++++ THE RECORDS
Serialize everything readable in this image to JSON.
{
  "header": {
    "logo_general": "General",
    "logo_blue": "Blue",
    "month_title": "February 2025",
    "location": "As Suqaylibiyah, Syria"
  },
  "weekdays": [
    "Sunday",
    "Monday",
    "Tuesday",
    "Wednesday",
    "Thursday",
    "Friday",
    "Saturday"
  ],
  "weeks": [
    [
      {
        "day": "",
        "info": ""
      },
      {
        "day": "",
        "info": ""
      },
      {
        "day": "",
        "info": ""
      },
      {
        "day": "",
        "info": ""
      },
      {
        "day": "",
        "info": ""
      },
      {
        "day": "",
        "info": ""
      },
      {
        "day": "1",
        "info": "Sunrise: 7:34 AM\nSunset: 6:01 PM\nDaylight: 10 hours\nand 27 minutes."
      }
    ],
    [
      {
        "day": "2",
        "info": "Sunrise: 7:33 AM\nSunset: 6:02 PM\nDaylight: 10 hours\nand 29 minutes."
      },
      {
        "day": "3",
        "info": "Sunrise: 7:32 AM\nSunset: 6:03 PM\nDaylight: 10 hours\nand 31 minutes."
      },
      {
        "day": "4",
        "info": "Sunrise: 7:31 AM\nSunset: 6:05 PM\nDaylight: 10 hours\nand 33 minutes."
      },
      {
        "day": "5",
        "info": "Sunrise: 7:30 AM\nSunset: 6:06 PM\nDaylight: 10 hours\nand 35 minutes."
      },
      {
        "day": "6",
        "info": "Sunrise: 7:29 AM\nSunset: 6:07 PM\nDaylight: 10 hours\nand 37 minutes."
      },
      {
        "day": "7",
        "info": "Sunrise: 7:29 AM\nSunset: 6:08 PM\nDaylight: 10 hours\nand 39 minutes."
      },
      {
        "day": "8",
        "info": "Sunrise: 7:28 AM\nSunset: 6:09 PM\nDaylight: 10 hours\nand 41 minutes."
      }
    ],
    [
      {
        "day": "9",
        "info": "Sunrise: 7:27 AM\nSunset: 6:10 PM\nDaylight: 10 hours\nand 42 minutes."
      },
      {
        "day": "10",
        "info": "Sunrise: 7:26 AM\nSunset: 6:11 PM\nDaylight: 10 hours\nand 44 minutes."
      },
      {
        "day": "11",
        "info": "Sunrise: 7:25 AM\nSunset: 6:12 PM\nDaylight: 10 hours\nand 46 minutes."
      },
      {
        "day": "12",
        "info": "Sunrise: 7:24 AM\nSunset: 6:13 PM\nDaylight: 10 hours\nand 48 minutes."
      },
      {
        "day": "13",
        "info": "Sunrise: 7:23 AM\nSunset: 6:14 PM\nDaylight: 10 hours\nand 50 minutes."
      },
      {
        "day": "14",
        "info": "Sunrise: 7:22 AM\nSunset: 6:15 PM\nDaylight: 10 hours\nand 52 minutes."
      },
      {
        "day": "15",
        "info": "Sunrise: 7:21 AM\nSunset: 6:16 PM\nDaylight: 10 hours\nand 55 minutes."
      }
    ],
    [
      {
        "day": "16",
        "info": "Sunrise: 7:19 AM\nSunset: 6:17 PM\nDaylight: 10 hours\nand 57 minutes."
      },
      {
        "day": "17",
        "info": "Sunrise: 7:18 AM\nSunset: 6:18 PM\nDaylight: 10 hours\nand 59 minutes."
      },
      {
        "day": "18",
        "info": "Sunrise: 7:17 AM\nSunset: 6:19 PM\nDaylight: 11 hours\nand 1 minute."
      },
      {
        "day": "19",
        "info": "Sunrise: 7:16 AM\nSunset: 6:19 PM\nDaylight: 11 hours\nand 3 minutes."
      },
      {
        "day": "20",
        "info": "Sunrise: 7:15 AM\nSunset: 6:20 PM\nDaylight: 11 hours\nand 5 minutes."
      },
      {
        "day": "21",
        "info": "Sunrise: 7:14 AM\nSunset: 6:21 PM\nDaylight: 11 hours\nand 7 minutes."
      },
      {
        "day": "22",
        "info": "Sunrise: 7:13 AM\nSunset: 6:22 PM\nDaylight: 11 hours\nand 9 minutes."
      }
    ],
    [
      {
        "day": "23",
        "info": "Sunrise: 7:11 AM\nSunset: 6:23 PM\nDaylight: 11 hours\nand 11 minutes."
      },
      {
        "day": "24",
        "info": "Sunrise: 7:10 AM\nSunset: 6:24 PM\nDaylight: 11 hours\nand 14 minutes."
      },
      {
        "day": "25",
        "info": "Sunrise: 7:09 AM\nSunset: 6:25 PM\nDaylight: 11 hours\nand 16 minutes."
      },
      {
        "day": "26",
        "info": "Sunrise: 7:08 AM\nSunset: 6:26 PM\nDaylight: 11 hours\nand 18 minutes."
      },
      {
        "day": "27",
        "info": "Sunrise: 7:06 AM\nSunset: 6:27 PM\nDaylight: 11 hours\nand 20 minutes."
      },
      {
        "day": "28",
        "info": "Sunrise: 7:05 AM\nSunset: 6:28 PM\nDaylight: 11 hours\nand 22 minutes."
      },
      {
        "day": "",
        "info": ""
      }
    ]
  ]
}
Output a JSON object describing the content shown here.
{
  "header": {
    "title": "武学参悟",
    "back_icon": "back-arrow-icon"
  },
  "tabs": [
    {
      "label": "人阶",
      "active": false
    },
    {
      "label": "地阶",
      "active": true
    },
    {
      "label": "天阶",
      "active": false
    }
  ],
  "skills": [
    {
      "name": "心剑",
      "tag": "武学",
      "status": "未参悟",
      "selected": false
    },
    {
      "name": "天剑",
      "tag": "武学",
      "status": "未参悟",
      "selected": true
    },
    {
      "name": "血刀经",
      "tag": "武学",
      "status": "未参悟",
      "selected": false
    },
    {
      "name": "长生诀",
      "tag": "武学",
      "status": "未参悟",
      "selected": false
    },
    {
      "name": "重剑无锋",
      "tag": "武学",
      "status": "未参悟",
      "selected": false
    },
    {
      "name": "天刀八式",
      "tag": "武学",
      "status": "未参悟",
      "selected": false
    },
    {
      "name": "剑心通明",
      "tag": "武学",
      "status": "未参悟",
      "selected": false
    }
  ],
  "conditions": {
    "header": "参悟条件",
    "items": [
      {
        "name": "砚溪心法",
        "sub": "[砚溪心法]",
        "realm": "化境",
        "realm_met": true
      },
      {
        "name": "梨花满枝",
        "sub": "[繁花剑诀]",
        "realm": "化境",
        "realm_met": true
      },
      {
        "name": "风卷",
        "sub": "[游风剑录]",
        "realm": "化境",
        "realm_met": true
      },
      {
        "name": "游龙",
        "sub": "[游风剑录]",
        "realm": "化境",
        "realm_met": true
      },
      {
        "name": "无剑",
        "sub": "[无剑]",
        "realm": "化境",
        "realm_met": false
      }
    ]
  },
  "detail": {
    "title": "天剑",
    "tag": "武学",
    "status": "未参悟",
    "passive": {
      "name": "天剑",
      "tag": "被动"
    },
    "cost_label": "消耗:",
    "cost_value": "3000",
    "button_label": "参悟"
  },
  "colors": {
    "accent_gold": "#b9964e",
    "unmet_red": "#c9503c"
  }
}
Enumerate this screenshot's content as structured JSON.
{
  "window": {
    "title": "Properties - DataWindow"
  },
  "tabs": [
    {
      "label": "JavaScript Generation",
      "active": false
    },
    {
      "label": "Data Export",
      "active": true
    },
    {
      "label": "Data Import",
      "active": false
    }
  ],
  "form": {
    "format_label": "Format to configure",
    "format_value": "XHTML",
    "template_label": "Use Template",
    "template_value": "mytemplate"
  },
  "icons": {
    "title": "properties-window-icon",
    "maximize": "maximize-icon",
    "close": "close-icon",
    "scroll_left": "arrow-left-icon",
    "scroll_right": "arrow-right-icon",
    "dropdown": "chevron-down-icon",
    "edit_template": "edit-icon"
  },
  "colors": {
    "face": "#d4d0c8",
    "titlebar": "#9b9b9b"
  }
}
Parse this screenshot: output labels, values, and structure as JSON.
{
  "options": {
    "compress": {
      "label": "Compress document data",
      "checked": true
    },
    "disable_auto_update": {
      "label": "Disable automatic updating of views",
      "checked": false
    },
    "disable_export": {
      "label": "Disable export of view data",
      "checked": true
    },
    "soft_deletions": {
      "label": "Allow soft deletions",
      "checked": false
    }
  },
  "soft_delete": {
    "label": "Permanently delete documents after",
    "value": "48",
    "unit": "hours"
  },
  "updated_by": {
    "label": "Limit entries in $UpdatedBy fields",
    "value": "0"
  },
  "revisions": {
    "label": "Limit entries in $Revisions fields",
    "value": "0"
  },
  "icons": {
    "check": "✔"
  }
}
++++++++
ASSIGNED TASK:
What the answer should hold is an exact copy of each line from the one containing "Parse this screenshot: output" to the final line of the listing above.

EXERCISE SOLUTION:
Parse this screenshot: output labels, values, and structure as JSON.
{
  "options": {
    "compress": {
      "label": "Compress document data",
      "checked": true
    },
    "disable_auto_update": {
      "label": "Disable automatic updating of views",
      "checked": false
    },
    "disable_export": {
      "label": "Disable export of view data",
      "checked": true
    },
    "soft_deletions": {
      "label": "Allow soft deletions",
      "checked": false
    }
  },
  "soft_delete": {
    "label": "Permanently delete documents after",
    "value": "48",
    "unit": "hours"
  },
  "updated_by": {
    "label": "Limit entries in $UpdatedBy fields",
    "value": "0"
  },
  "revisions": {
    "label": "Limit entries in $Revisions fields",
    "value": "0"
  },
  "icons": {
    "check": "✔"
  }
}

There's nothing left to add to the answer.